- Data for this task -
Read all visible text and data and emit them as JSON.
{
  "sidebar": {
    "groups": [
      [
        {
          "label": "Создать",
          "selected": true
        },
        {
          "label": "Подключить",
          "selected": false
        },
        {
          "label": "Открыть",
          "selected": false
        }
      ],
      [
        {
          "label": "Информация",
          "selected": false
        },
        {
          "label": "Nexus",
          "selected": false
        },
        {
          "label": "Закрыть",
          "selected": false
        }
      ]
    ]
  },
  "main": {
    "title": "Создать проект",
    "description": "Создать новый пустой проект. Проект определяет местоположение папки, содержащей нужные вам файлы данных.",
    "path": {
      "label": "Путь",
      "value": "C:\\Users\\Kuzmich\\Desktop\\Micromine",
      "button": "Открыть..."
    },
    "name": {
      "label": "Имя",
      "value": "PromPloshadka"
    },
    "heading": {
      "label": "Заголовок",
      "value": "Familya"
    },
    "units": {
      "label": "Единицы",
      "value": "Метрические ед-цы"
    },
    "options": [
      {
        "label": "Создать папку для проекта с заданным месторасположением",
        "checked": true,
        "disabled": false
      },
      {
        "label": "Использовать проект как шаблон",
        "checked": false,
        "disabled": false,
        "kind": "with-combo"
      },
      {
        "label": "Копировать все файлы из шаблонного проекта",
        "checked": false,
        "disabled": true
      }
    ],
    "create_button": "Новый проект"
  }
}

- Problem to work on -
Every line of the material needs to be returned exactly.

- Your response -
Read all visible text and data and emit them as JSON.
{
  "sidebar": {
    "groups": [
      [
        {
          "label": "Создать",
          "selected": true
        },
        {
          "label": "Подключить",
          "selected": false
        },
        {
          "label": "Открыть",
          "selected": false
        }
      ],
      [
        {
          "label": "Информация",
          "selected": false
        },
        {
          "label": "Nexus",
          "selected": false
        },
        {
          "label": "Закрыть",
          "selected": false
        }
      ]
    ]
  },
  "main": {
    "title": "Создать проект",
    "description": "Создать новый пустой проект. Проект определяет местоположение папки, содержащей нужные вам файлы данных.",
    "path": {
      "label": "Путь",
      "value": "C:\\Users\\Kuzmich\\Desktop\\Micromine",
      "button": "Открыть..."
    },
    "name": {
      "label": "Имя",
      "value": "PromPloshadka"
    },
    "heading": {
      "label": "Заголовок",
      "value": "Familya"
    },
    "units": {
      "label": "Единицы",
      "value": "Метрические ед-цы"
    },
    "options": [
      {
        "label": "Создать папку для проекта с заданным месторасположением",
        "checked": true,
        "disabled": false
      },
      {
        "label": "Использовать проект как шаблон",
        "checked": false,
        "disabled": false,
        "kind": "with-combo"
      },
      {
        "label": "Копировать все файлы из шаблонного проекта",
        "checked": false,
        "disabled": true
      }
    ],
    "create_button": "Новый проект"
  }
}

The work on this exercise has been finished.